Element data from apps and pages:
((

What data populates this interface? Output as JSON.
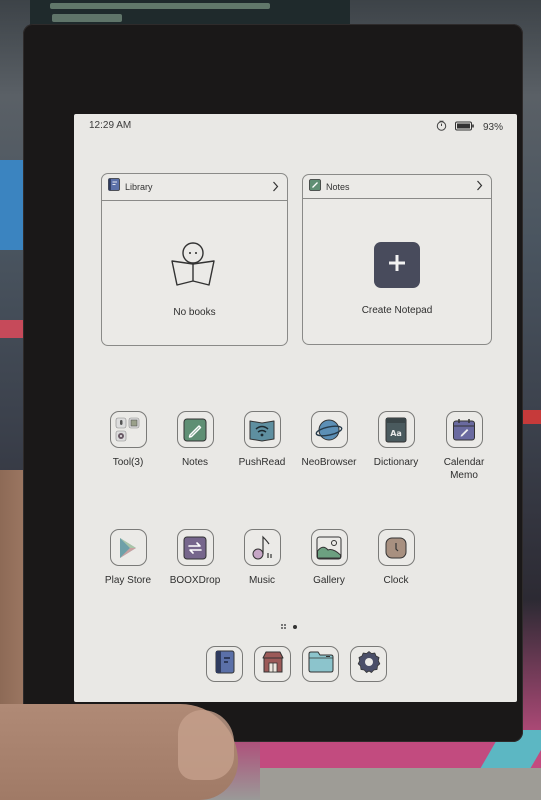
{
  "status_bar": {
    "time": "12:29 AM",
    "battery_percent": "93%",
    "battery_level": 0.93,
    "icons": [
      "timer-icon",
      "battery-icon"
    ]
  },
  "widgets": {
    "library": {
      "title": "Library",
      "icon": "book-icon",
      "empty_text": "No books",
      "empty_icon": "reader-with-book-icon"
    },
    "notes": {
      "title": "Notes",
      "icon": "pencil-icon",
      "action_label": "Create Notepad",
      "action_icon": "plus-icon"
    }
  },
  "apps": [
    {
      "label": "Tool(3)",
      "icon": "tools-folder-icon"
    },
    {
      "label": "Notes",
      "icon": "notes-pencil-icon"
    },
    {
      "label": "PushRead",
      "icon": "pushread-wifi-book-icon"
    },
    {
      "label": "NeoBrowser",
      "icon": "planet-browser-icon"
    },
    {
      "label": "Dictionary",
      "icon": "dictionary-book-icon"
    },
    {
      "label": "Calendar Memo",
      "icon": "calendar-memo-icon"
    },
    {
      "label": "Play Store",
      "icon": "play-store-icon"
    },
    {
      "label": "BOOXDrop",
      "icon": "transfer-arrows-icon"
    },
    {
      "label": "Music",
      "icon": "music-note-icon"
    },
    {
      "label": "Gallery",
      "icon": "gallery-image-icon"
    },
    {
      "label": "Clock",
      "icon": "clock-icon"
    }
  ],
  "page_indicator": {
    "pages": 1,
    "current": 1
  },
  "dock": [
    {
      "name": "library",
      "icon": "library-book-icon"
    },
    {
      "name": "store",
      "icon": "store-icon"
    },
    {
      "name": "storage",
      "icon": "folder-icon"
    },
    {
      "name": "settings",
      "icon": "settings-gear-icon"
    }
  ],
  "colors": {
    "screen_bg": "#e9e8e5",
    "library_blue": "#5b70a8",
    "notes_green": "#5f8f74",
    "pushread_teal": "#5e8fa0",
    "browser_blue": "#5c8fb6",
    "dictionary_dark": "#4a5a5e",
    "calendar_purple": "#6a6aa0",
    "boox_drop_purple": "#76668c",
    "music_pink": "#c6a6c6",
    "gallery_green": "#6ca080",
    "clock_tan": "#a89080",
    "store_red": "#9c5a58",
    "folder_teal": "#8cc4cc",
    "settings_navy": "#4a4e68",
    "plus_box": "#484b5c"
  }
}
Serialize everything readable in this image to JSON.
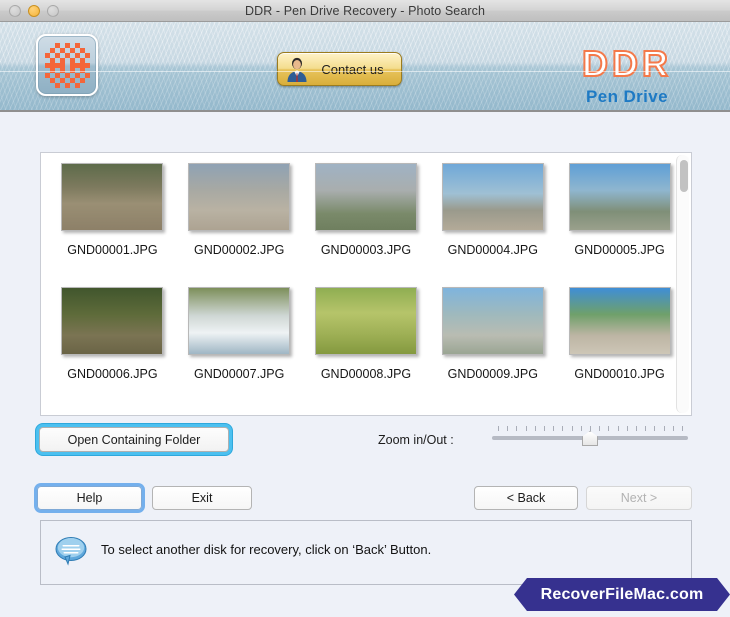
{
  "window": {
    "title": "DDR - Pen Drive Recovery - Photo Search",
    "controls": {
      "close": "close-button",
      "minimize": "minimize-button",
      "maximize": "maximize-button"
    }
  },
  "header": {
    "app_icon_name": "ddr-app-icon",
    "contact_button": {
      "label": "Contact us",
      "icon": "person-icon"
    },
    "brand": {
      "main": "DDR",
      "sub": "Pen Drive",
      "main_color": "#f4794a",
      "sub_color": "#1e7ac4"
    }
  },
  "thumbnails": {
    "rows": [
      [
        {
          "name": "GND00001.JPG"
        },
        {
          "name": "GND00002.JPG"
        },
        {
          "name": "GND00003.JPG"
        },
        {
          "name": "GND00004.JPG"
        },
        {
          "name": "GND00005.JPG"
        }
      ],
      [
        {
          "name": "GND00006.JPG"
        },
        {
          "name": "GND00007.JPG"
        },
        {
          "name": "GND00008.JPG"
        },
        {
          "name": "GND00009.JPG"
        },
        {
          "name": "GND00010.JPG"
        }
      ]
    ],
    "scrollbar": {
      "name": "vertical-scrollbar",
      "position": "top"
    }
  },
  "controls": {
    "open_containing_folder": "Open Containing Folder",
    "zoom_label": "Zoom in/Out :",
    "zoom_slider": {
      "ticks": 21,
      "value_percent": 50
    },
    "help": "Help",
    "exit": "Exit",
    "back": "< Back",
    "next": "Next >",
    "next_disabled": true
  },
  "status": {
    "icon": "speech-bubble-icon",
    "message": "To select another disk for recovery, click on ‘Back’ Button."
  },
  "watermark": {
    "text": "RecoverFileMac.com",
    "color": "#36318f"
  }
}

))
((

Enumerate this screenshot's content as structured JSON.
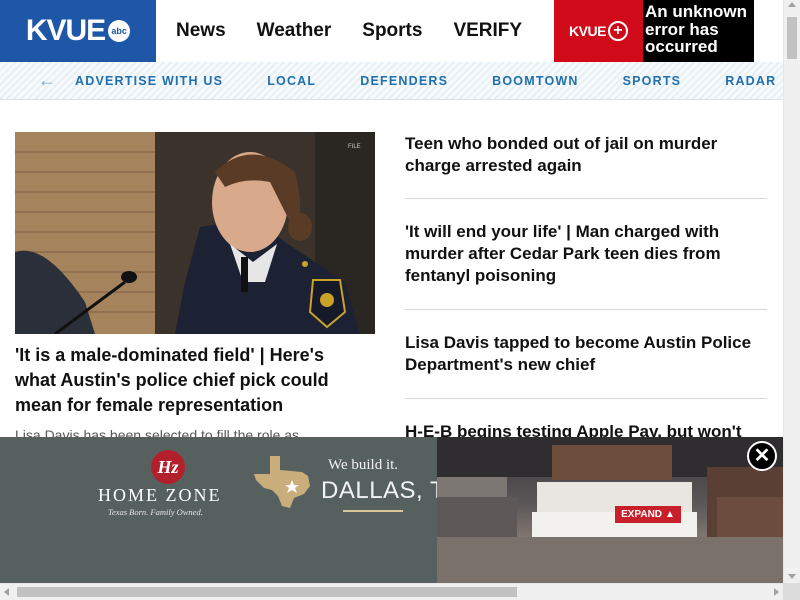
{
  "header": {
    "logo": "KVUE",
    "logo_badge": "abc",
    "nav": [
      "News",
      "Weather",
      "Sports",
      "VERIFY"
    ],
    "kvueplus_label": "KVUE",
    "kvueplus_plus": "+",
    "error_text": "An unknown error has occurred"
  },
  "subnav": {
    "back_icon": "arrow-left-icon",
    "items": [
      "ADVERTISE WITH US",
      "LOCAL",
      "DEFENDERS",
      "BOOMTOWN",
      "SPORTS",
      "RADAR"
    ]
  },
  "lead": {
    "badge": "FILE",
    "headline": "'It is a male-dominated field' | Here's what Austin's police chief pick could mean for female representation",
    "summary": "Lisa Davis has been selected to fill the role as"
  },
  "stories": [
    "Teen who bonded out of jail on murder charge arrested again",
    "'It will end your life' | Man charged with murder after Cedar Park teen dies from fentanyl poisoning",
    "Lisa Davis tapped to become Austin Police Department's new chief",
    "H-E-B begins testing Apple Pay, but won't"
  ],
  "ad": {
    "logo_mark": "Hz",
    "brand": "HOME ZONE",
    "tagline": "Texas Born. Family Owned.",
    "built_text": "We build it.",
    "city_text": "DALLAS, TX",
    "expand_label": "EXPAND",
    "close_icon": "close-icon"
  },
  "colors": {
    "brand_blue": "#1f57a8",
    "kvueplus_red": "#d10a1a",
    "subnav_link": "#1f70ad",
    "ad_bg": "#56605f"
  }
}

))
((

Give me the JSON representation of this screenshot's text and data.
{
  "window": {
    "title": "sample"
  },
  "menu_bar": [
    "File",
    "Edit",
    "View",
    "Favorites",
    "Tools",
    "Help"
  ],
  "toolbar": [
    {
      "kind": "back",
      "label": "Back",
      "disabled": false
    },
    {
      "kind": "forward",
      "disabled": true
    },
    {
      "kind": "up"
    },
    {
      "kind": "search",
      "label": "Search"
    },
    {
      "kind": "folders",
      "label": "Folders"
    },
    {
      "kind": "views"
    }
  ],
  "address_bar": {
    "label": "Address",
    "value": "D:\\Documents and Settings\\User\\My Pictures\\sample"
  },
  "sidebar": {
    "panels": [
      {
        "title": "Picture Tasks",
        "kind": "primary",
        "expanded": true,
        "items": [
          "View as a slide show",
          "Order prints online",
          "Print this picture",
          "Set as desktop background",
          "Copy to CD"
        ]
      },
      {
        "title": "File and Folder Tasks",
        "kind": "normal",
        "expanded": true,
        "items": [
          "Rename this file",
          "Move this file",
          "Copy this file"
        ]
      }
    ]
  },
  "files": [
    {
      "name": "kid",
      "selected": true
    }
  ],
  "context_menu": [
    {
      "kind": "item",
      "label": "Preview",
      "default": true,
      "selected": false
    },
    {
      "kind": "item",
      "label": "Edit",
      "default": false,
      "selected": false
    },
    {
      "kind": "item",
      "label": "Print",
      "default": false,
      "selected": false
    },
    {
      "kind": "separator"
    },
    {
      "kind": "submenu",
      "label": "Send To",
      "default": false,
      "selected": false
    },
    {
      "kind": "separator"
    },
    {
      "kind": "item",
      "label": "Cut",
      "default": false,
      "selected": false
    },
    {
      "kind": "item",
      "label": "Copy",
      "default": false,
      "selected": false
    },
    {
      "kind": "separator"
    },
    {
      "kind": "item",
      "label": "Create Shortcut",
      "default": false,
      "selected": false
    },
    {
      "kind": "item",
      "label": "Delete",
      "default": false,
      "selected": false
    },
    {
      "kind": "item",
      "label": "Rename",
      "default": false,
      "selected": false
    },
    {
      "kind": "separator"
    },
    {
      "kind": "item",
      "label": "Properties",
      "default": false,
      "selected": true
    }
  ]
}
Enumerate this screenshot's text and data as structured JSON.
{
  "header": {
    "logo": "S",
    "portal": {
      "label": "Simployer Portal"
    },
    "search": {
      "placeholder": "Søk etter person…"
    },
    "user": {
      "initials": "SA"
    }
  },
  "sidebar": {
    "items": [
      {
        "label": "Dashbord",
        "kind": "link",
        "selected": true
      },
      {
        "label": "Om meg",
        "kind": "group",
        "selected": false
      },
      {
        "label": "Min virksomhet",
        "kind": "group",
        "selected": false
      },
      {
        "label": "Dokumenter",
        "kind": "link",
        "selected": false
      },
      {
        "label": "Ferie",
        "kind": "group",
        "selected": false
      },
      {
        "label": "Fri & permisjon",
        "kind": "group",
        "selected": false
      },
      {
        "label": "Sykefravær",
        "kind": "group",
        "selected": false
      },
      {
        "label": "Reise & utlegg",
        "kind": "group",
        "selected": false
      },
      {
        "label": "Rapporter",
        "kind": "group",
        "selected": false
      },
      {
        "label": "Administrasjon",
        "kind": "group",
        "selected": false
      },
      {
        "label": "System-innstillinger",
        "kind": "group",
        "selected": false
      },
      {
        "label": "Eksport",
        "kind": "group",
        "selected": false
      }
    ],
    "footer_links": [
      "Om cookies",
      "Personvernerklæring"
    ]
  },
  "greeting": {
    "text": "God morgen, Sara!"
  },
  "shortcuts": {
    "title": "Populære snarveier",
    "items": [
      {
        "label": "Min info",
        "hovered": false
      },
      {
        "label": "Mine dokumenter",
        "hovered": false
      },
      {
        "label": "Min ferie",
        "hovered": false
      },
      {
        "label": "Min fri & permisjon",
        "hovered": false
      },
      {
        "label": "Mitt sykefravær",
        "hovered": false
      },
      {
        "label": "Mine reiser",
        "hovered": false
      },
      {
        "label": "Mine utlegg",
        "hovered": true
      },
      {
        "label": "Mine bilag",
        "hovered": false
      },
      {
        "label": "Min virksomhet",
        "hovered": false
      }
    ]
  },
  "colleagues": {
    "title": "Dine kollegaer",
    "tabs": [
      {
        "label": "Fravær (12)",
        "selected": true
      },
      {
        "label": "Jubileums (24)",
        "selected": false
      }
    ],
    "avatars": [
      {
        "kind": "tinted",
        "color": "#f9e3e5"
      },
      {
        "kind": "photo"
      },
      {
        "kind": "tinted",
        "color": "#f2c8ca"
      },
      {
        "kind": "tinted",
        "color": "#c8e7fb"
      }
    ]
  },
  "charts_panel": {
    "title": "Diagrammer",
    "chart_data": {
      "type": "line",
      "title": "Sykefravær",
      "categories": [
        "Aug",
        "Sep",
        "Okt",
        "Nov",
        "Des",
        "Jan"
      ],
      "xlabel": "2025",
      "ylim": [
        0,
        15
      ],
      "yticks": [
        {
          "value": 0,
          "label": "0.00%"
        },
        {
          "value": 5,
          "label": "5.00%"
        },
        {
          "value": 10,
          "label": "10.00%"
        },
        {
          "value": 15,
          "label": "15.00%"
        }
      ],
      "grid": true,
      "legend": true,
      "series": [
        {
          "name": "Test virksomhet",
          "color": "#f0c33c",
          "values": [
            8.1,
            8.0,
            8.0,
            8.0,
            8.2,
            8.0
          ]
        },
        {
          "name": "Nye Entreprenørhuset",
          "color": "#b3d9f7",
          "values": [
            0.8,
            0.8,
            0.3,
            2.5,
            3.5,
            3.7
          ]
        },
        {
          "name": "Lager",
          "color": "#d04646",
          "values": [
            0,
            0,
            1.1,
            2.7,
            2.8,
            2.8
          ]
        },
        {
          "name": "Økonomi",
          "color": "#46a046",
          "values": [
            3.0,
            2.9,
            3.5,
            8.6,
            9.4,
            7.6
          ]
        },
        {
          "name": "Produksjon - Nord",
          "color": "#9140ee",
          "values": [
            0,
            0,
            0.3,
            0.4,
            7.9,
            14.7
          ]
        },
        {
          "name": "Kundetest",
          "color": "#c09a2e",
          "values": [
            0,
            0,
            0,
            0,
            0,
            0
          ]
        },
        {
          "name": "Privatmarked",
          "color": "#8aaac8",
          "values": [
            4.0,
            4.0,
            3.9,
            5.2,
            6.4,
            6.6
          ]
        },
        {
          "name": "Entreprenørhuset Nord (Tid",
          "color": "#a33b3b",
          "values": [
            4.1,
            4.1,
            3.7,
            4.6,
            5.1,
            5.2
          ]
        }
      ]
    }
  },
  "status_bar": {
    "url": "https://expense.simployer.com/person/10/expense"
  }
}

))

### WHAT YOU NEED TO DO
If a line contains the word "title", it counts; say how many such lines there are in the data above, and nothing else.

### WRITTEN ANSWER
10